[Stored items from a collection]
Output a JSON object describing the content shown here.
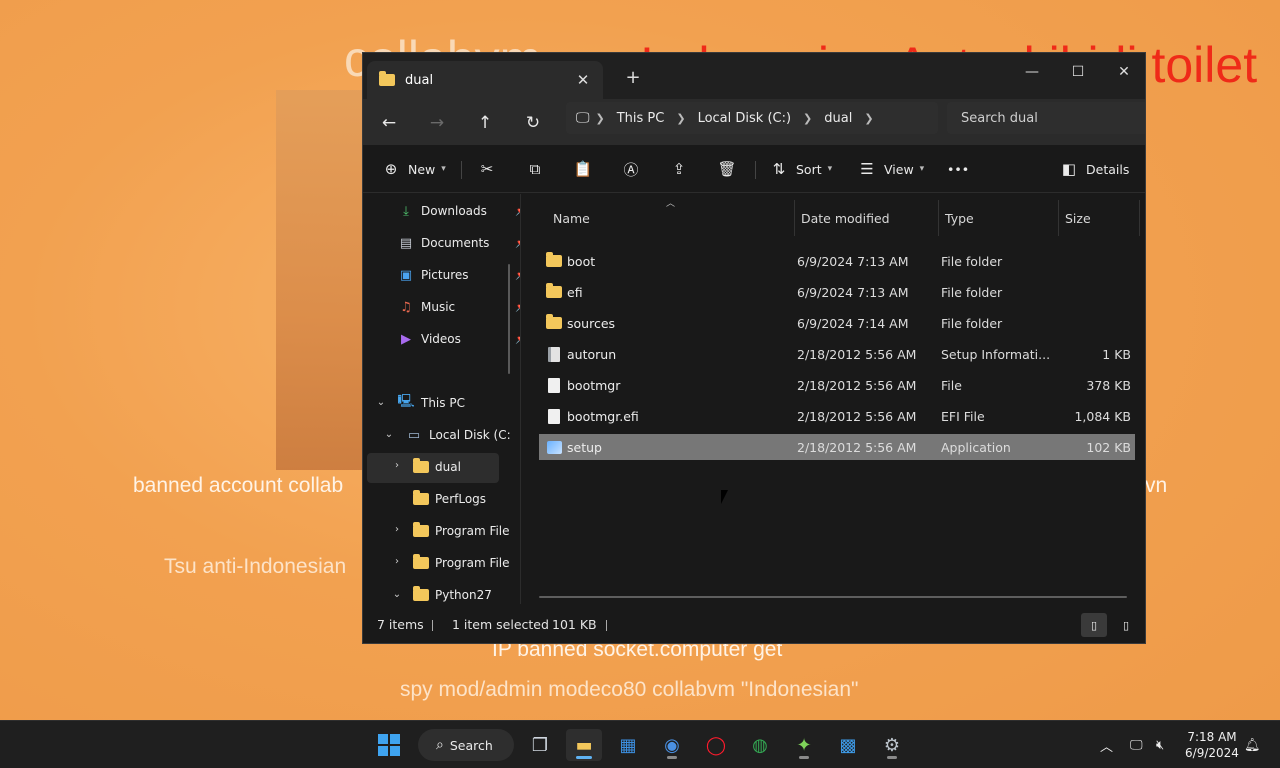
{
  "wallpaper": {
    "collabvm": "collabvm",
    "red_text": "Indonesian Autoskibidi toilet",
    "banned_line": "banned account collab",
    "vn_fragment": "vn",
    "tsu_line": "Tsu anti-Indonesian",
    "ip_line": "IP banned socket.computer get",
    "spy_line": "spy mod/admin modeco80 collabvm \"Indonesian\""
  },
  "window": {
    "tab_title": "dual",
    "tab_close": "✕",
    "new_tab": "+",
    "minimize": "—",
    "maximize": "☐",
    "close": "✕"
  },
  "nav": {
    "back": "←",
    "forward": "→",
    "up": "↑",
    "refresh": "↻",
    "breadcrumbs": [
      "This PC",
      "Local Disk (C:)",
      "dual"
    ],
    "search_placeholder": "Search dual"
  },
  "commands": {
    "new_label": "New",
    "sort_label": "Sort",
    "view_label": "View",
    "more_label": "•••",
    "details_label": "Details"
  },
  "navpane": {
    "quick": [
      {
        "label": "Downloads",
        "icon": "download-icon"
      },
      {
        "label": "Documents",
        "icon": "document-icon"
      },
      {
        "label": "Pictures",
        "icon": "pictures-icon"
      },
      {
        "label": "Music",
        "icon": "music-icon"
      },
      {
        "label": "Videos",
        "icon": "video-icon"
      }
    ],
    "this_pc": "This PC",
    "local_disk": "Local Disk (C:",
    "folders": [
      "dual",
      "PerfLogs",
      "Program File",
      "Program File",
      "Python27"
    ]
  },
  "list": {
    "headers": {
      "name": "Name",
      "date": "Date modified",
      "type": "Type",
      "size": "Size"
    },
    "rows": [
      {
        "name": "boot",
        "date": "6/9/2024 7:13 AM",
        "type": "File folder",
        "size": ""
      },
      {
        "name": "efi",
        "date": "6/9/2024 7:13 AM",
        "type": "File folder",
        "size": ""
      },
      {
        "name": "sources",
        "date": "6/9/2024 7:14 AM",
        "type": "File folder",
        "size": ""
      },
      {
        "name": "autorun",
        "date": "2/18/2012 5:56 AM",
        "type": "Setup Informati...",
        "size": "1 KB"
      },
      {
        "name": "bootmgr",
        "date": "2/18/2012 5:56 AM",
        "type": "File",
        "size": "378 KB"
      },
      {
        "name": "bootmgr.efi",
        "date": "2/18/2012 5:56 AM",
        "type": "EFI File",
        "size": "1,084 KB"
      },
      {
        "name": "setup",
        "date": "2/18/2012 5:56 AM",
        "type": "Application",
        "size": "102 KB"
      }
    ]
  },
  "status": {
    "items": "7 items",
    "selected": "1 item selected",
    "selected_size": "101 KB"
  },
  "taskbar": {
    "search_label": "Search",
    "time": "7:18 AM",
    "date": "6/9/2024"
  }
}
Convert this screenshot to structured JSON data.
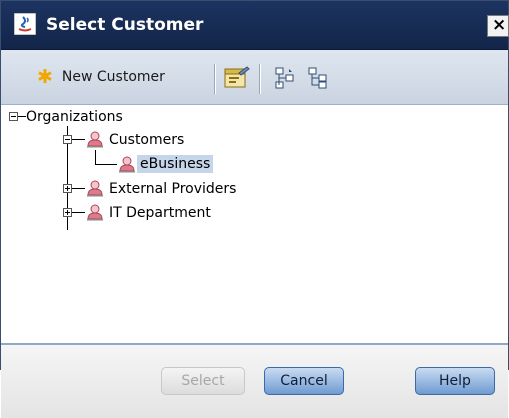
{
  "window": {
    "title": "Select Customer",
    "close_label": "×"
  },
  "toolbar": {
    "new_customer_label": "New Customer"
  },
  "tree": {
    "root": "Organizations",
    "customers": "Customers",
    "ebusiness": "eBusiness",
    "external_providers": "External Providers",
    "it_department": "IT Department"
  },
  "footer": {
    "select_label": "Select",
    "cancel_label": "Cancel",
    "help_label": "Help"
  },
  "colors": {
    "titlebar": "#1c3461",
    "selection": "#c5d6ea",
    "button_accent": "#6f9bd2",
    "org_icon": "#e07a8a"
  }
}
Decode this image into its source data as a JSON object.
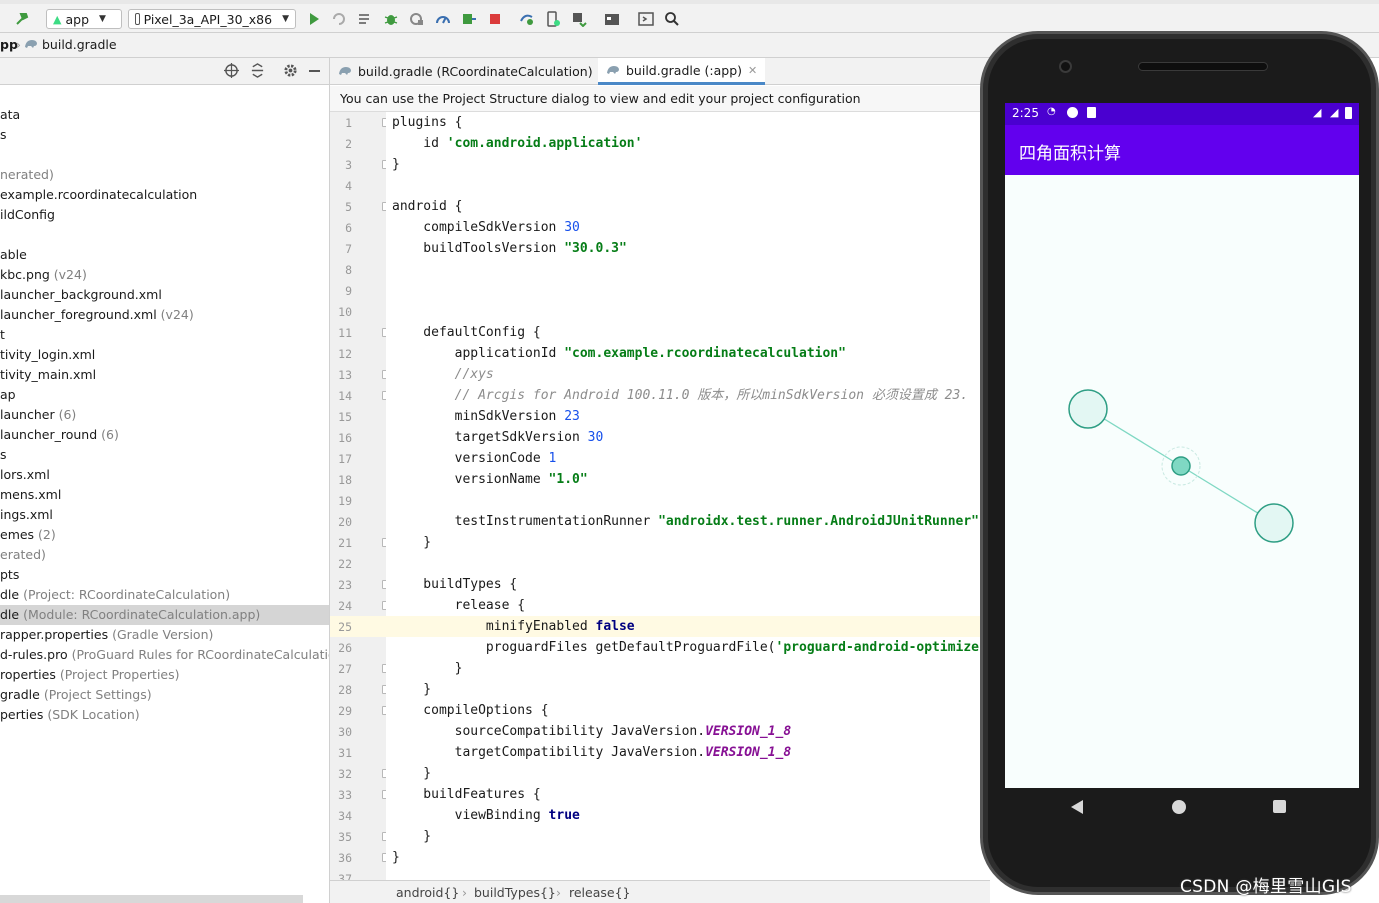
{
  "toolbar": {
    "module_combo": "app",
    "device_combo": "Pixel_3a_API_30_x86"
  },
  "breadcrumb": {
    "root": "pp",
    "file": "build.gradle"
  },
  "project_tree": [
    {
      "text": "ata",
      "hint": ""
    },
    {
      "text": "s",
      "hint": ""
    },
    {
      "text": "",
      "hint": ""
    },
    {
      "text": "",
      "hint": "nerated)"
    },
    {
      "text": "example.rcoordinatecalculation",
      "hint": ""
    },
    {
      "text": "ildConfig",
      "hint": ""
    },
    {
      "text": "",
      "hint": ""
    },
    {
      "text": "able",
      "hint": ""
    },
    {
      "text": "kbc.png",
      "hint": " (v24)"
    },
    {
      "text": "launcher_background.xml",
      "hint": ""
    },
    {
      "text": "launcher_foreground.xml",
      "hint": " (v24)"
    },
    {
      "text": "t",
      "hint": ""
    },
    {
      "text": "tivity_login.xml",
      "hint": ""
    },
    {
      "text": "tivity_main.xml",
      "hint": ""
    },
    {
      "text": "ap",
      "hint": ""
    },
    {
      "text": "launcher",
      "hint": " (6)"
    },
    {
      "text": "launcher_round",
      "hint": " (6)"
    },
    {
      "text": "s",
      "hint": ""
    },
    {
      "text": "lors.xml",
      "hint": ""
    },
    {
      "text": "mens.xml",
      "hint": ""
    },
    {
      "text": "ings.xml",
      "hint": ""
    },
    {
      "text": "emes",
      "hint": " (2)"
    },
    {
      "text": "",
      "hint": "erated)"
    },
    {
      "text": "pts",
      "hint": ""
    },
    {
      "text": "dle",
      "hint": " (Project: RCoordinateCalculation)"
    },
    {
      "text": "dle",
      "hint": " (Module: RCoordinateCalculation.app)"
    },
    {
      "text": "rapper.properties",
      "hint": " (Gradle Version)"
    },
    {
      "text": "d-rules.pro",
      "hint": " (ProGuard Rules for RCoordinateCalculation.a"
    },
    {
      "text": "roperties",
      "hint": " (Project Properties)"
    },
    {
      "text": "gradle",
      "hint": " (Project Settings)"
    },
    {
      "text": "perties",
      "hint": " (SDK Location)"
    }
  ],
  "tabs": [
    {
      "label": "build.gradle (RCoordinateCalculation)"
    },
    {
      "label": "build.gradle (:app)"
    }
  ],
  "notice": "You can use the Project Structure dialog to view and edit your project configuration",
  "line_numbers": [
    "1",
    "2",
    "3",
    "4",
    "5",
    "6",
    "7",
    "8",
    "9",
    "10",
    "11",
    "12",
    "13",
    "14",
    "15",
    "16",
    "17",
    "18",
    "19",
    "20",
    "21",
    "22",
    "23",
    "24",
    "25",
    "26",
    "27",
    "28",
    "29",
    "30",
    "31",
    "32",
    "33",
    "34",
    "35",
    "36",
    "37"
  ],
  "code": {
    "l1": "plugins {",
    "l2a": "    id ",
    "l2s": "'com.android.application'",
    "l3": "}",
    "l5": "android {",
    "l6a": "    compileSdkVersion ",
    "l6n": "30",
    "l7a": "    buildToolsVersion ",
    "l7s": "\"30.0.3\"",
    "l11": "    defaultConfig {",
    "l12a": "        applicationId ",
    "l12s": "\"com.example.rcoordinatecalculation\"",
    "l13c": "        //xys",
    "l14c": "        // Arcgis for Android 100.11.0 版本，所以minSdkVersion 必须设置成 23.",
    "l15a": "        minSdkVersion ",
    "l15n": "23",
    "l16a": "        targetSdkVersion ",
    "l16n": "30",
    "l17a": "        versionCode ",
    "l17n": "1",
    "l18a": "        versionName ",
    "l18s": "\"1.0\"",
    "l20a": "        testInstrumentationRunner ",
    "l20s": "\"androidx.test.runner.AndroidJUnitRunner\"",
    "l21": "    }",
    "l23": "    buildTypes {",
    "l24": "        release {",
    "l25a": "            minifyEnabled ",
    "l25k": "false",
    "l26a": "            proguardFiles getDefaultProguardFile(",
    "l26s": "'proguard-android-optimize.txt'",
    "l27": "        }",
    "l28": "    }",
    "l29": "    compileOptions {",
    "l30a": "        sourceCompatibility JavaVersion.",
    "l30v": "VERSION_1_8",
    "l31a": "        targetCompatibility JavaVersion.",
    "l31v": "VERSION_1_8",
    "l32": "    }",
    "l33": "    buildFeatures {",
    "l34a": "        viewBinding ",
    "l34k": "true",
    "l35": "    }",
    "l36": "}"
  },
  "status_crumbs": [
    "android{}",
    "buildTypes{}",
    "release{}"
  ],
  "emulator": {
    "time": "2:25",
    "app_title": "四角面积计算",
    "colors": {
      "app_bar": "#6200ee",
      "status_bar": "#4a00d0",
      "node_fill": "#e3f7f3",
      "node_stroke": "#2e9e84",
      "center_fill": "#7fd8c3"
    }
  },
  "watermark": "CSDN @梅里雪山GIS"
}
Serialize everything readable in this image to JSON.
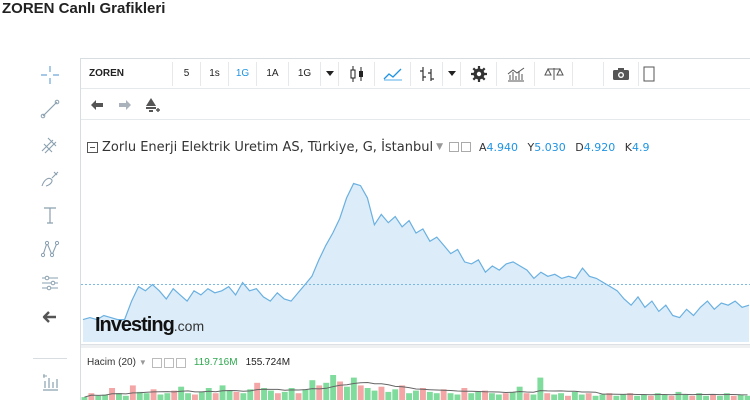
{
  "page": {
    "title": "ZOREN Canlı Grafikleri"
  },
  "toolbar": {
    "symbol": "ZOREN",
    "intervals": [
      {
        "label": "5",
        "active": false
      },
      {
        "label": "1s",
        "active": false
      },
      {
        "label": "1G",
        "active": true
      },
      {
        "label": "1A",
        "active": false
      },
      {
        "label": "1G",
        "active": false
      }
    ],
    "icons": [
      "dropdown-caret-icon",
      "candlestick-icon",
      "line-chart-icon",
      "bars-icon",
      "dropdown-caret-icon",
      "settings-gear-icon",
      "indicators-icon",
      "compare-scale-icon",
      "camera-icon"
    ]
  },
  "chart": {
    "legend": {
      "title": "Zorlu Enerji Elektrik Uretim AS, Türkiye, G, İstanbul",
      "a_label": "A",
      "a_value": "4.940",
      "y_label": "Y",
      "y_value": "5.030",
      "d_label": "D",
      "d_value": "4.920",
      "k_label": "K",
      "k_value": "4.9"
    },
    "line_color": "#6ab0e0",
    "fill_color": "#dcedf9"
  },
  "logo": {
    "main": "Investing",
    "domain": ".com"
  },
  "volume": {
    "label": "Hacim (20)",
    "value1": "119.716M",
    "value2": "155.724M"
  },
  "chart_data": {
    "type": "area",
    "title": "Zorlu Enerji Elektrik Uretim AS, Türkiye, G, İstanbul",
    "xlabel": "",
    "ylabel": "",
    "series": [
      {
        "values": [
          4.46,
          4.47,
          4.46,
          4.48,
          4.47,
          4.46,
          4.46,
          4.55,
          4.62,
          4.6,
          4.63,
          4.6,
          4.56,
          4.61,
          4.58,
          4.55,
          4.6,
          4.58,
          4.61,
          4.59,
          4.6,
          4.62,
          4.58,
          4.64,
          4.6,
          4.61,
          4.57,
          4.55,
          4.59,
          4.56,
          4.55,
          4.59,
          4.63,
          4.67,
          4.75,
          4.82,
          4.88,
          4.95,
          5.05,
          5.12,
          5.11,
          5.05,
          4.92,
          4.97,
          4.93,
          4.96,
          4.91,
          4.94,
          4.88,
          4.9,
          4.84,
          4.86,
          4.82,
          4.78,
          4.8,
          4.74,
          4.73,
          4.75,
          4.69,
          4.72,
          4.7,
          4.73,
          4.74,
          4.72,
          4.7,
          4.66,
          4.69,
          4.67,
          4.68,
          4.66,
          4.67,
          4.66,
          4.71,
          4.67,
          4.66,
          4.64,
          4.62,
          4.6,
          4.56,
          4.53,
          4.57,
          4.52,
          4.55,
          4.5,
          4.53,
          4.48,
          4.47,
          4.51,
          4.48,
          4.52,
          4.55,
          4.51,
          4.54,
          4.53,
          4.55,
          4.52,
          4.53
        ]
      }
    ]
  },
  "volume_data": {
    "bars": [
      0.15,
      0.3,
      0.2,
      0.25,
      0.5,
      0.3,
      0.2,
      0.6,
      0.35,
      0.3,
      0.45,
      0.25,
      0.3,
      0.4,
      0.55,
      0.3,
      0.25,
      0.35,
      0.5,
      0.3,
      0.6,
      0.4,
      0.35,
      0.3,
      0.45,
      0.7,
      0.5,
      0.4,
      0.3,
      0.35,
      0.5,
      0.3,
      0.45,
      0.8,
      0.6,
      0.7,
      1.0,
      0.75,
      0.55,
      0.9,
      0.6,
      0.5,
      0.4,
      0.55,
      0.35,
      0.45,
      0.6,
      0.3,
      0.4,
      0.5,
      0.35,
      0.3,
      0.45,
      0.3,
      0.25,
      0.5,
      0.3,
      0.35,
      0.4,
      0.3,
      0.25,
      0.3,
      0.35,
      0.55,
      0.3,
      0.25,
      0.9,
      0.3,
      0.25,
      0.3,
      0.2,
      0.35,
      0.25,
      0.3,
      0.2,
      0.25,
      0.3,
      0.2,
      0.25,
      0.3,
      0.2,
      0.25,
      0.2,
      0.3,
      0.25,
      0.2,
      0.35,
      0.25,
      0.2,
      0.3,
      0.2,
      0.25,
      0.2,
      0.3,
      0.2,
      0.25,
      0.2
    ],
    "up_color": "#7fdc9c",
    "down_color": "#f4a6a6",
    "ma_color": "#666666"
  }
}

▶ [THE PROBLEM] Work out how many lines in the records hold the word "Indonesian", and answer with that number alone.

▶ [TASK RESULT] 3